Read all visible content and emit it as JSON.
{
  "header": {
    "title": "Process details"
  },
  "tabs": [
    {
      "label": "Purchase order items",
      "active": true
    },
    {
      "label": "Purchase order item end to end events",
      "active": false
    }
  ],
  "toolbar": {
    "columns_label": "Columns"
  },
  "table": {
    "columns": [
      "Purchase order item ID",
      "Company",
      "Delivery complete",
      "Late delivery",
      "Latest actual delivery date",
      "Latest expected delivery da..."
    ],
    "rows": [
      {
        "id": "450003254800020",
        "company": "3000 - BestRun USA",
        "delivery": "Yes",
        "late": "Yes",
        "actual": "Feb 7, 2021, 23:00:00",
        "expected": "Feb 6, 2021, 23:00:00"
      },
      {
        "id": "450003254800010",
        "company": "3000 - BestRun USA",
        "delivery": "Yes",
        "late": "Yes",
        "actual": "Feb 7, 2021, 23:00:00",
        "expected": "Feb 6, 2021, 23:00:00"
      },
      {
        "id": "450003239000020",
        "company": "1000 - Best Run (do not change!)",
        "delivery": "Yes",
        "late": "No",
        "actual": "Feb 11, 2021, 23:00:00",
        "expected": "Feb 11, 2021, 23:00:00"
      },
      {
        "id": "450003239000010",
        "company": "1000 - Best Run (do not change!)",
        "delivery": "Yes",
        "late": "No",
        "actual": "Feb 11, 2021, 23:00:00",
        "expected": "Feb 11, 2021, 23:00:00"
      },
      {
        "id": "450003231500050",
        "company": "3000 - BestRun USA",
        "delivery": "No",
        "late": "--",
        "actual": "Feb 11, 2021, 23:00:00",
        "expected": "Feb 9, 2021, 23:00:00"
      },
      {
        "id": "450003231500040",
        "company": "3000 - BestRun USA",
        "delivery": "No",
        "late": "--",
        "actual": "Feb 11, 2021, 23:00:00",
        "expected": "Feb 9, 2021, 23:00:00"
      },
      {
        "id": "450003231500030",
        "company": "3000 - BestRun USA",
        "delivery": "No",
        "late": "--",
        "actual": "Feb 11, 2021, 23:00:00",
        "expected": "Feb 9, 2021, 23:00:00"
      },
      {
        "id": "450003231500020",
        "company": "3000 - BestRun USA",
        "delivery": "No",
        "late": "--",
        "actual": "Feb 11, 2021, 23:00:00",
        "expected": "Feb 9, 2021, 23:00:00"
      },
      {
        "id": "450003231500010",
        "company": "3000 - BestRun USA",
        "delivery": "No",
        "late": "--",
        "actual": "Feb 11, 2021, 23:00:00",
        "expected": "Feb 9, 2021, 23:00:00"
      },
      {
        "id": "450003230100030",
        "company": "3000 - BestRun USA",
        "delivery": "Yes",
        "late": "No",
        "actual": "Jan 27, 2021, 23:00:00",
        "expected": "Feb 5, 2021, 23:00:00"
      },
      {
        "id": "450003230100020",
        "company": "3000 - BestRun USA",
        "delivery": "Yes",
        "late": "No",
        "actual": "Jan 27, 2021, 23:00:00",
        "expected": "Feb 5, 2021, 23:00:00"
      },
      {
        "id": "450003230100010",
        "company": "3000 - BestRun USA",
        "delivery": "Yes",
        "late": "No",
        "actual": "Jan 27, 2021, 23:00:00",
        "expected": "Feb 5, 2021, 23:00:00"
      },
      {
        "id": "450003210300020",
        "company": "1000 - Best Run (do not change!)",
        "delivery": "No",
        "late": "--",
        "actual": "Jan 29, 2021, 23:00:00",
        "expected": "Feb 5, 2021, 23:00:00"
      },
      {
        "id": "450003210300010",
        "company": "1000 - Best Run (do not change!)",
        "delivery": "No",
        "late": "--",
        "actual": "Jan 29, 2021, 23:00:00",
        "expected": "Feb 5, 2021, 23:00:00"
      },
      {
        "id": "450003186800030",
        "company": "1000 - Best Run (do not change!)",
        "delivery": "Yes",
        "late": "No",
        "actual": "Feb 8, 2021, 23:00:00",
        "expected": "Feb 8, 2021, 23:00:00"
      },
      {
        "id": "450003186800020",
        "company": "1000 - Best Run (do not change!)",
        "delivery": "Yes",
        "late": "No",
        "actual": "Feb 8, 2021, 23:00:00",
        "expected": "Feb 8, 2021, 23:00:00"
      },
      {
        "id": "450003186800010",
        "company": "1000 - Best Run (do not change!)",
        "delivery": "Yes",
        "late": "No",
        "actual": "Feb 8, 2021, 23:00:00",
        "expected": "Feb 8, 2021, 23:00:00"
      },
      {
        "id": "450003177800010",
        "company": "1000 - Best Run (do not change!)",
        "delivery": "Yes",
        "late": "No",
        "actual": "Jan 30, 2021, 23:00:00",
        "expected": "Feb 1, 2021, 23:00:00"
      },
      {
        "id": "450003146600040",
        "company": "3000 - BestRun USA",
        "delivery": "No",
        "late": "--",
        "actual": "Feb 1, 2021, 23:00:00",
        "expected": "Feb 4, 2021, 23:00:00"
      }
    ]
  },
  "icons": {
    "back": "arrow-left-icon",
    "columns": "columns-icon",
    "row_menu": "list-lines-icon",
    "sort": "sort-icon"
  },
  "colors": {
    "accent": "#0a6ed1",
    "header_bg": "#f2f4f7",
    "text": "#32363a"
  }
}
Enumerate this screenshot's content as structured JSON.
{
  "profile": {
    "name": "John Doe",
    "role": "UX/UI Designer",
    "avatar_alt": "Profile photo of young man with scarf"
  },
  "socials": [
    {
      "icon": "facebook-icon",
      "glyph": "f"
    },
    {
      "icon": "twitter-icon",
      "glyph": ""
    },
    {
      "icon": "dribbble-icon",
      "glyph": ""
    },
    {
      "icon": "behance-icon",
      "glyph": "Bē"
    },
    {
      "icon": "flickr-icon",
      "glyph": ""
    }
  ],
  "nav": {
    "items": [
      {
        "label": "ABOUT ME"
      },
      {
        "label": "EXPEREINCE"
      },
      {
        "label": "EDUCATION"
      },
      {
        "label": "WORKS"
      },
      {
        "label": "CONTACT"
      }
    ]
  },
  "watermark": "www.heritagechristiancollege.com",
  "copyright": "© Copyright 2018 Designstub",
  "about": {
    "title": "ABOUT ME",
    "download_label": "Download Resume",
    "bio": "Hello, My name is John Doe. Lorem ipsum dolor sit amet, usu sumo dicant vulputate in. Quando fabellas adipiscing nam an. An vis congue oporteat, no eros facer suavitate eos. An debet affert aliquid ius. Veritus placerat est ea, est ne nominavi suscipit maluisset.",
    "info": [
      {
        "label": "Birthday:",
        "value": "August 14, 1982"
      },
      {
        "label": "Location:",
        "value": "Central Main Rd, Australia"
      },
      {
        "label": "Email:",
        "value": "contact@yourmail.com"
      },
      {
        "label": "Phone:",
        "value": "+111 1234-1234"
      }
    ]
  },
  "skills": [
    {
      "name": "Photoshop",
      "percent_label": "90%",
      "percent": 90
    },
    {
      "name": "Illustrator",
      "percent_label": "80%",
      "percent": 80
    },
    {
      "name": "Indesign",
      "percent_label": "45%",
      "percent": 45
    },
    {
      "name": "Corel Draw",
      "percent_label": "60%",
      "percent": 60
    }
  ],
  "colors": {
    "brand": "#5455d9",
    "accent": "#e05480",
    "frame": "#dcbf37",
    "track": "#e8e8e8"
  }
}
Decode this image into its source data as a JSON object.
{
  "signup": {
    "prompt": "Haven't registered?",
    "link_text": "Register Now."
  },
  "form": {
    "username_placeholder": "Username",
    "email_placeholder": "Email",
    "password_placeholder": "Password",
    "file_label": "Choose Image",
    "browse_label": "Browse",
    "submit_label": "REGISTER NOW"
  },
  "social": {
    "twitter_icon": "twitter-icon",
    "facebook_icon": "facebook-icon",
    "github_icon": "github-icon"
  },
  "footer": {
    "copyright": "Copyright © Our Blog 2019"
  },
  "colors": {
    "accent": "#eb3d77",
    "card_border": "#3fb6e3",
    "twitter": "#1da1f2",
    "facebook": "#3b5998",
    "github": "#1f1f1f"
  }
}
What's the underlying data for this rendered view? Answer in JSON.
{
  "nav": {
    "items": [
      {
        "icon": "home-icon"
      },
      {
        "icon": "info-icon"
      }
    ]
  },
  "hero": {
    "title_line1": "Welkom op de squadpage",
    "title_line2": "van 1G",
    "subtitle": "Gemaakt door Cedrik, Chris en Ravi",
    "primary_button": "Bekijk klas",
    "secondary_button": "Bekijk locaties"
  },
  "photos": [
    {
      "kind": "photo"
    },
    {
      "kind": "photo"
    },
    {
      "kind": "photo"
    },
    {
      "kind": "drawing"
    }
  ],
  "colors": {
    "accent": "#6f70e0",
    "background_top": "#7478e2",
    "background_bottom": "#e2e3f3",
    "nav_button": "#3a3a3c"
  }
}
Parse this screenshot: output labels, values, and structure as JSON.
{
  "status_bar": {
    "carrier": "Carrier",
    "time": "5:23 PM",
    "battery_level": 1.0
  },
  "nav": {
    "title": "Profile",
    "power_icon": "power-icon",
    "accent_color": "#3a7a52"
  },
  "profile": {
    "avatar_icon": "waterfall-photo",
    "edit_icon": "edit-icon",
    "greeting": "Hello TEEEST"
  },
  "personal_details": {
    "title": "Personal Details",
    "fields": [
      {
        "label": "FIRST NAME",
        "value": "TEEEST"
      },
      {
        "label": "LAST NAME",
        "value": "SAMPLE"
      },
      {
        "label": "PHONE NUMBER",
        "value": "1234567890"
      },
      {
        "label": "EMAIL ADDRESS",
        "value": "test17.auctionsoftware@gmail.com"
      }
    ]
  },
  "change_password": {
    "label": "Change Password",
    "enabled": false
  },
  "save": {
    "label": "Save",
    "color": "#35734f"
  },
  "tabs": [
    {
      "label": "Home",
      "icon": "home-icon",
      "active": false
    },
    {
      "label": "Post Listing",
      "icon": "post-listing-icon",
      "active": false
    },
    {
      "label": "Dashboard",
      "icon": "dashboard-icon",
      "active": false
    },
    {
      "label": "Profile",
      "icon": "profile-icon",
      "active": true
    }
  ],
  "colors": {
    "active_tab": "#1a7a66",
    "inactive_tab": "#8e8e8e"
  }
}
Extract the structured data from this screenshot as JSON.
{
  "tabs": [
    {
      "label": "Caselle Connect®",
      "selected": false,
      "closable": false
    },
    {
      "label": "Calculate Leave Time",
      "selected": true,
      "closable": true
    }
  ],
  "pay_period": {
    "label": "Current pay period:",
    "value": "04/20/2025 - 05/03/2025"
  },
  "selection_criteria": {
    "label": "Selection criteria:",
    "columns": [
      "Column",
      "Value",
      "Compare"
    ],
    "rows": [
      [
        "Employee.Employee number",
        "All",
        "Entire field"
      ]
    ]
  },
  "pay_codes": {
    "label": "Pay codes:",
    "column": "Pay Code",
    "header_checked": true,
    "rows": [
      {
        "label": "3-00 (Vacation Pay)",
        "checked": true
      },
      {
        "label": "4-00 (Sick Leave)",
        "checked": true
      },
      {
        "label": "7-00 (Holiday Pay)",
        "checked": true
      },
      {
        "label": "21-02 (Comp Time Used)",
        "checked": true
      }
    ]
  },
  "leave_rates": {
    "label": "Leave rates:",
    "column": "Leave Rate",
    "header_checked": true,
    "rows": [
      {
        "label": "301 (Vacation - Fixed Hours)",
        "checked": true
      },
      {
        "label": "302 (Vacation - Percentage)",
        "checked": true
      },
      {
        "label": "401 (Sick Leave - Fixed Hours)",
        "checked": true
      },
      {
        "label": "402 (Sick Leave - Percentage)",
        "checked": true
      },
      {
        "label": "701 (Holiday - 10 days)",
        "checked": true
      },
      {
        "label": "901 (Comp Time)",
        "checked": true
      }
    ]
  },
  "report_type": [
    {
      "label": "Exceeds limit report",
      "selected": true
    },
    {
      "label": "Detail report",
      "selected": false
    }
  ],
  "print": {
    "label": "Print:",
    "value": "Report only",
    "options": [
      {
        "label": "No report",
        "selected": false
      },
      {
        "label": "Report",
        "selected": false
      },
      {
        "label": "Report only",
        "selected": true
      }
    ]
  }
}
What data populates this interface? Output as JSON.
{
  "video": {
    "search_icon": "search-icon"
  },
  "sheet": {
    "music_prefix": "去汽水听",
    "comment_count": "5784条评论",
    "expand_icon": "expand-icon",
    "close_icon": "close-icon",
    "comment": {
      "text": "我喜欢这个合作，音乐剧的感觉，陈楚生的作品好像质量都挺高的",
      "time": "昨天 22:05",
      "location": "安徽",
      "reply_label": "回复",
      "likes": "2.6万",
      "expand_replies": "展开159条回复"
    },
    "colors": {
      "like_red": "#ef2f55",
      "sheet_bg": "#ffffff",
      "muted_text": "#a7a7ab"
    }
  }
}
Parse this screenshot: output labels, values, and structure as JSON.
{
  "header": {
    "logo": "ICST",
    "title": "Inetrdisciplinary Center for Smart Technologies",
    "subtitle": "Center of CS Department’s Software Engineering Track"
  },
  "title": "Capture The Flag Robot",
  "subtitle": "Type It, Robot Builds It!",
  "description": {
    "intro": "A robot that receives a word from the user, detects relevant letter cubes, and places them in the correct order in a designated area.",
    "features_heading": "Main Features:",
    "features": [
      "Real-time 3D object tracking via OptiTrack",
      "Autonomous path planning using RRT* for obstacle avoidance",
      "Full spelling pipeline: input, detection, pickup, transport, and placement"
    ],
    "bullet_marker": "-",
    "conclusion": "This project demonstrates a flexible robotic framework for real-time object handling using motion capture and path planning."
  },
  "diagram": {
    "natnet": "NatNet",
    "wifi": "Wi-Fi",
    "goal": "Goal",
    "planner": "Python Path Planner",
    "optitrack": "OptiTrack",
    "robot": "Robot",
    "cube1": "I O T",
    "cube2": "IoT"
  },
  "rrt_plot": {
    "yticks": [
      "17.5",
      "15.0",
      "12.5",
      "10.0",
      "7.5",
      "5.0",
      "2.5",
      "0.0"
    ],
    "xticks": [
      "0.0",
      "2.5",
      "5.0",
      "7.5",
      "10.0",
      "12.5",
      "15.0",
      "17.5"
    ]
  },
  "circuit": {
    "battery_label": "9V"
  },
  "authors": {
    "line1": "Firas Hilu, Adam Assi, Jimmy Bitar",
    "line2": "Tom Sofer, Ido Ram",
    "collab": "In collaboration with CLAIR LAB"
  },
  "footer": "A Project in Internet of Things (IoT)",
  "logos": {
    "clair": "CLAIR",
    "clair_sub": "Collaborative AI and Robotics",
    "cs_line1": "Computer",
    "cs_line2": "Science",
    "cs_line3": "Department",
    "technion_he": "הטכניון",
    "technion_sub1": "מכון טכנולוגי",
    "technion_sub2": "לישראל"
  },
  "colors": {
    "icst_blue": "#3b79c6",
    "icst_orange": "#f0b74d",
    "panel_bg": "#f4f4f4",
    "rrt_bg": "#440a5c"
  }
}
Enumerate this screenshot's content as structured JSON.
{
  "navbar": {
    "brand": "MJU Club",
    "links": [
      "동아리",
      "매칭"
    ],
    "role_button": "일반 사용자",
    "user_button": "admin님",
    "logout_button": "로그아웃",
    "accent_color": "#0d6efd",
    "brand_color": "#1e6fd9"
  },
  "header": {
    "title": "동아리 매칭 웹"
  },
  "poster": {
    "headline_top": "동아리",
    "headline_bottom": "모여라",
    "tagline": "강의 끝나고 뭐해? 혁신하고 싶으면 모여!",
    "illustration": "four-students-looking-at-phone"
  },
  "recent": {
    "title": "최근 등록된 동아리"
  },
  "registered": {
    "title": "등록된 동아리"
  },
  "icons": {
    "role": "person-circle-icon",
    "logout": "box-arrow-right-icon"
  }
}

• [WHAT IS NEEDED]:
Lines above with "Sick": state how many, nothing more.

• [SOLUTION FOR THIS PROBLEM]:
3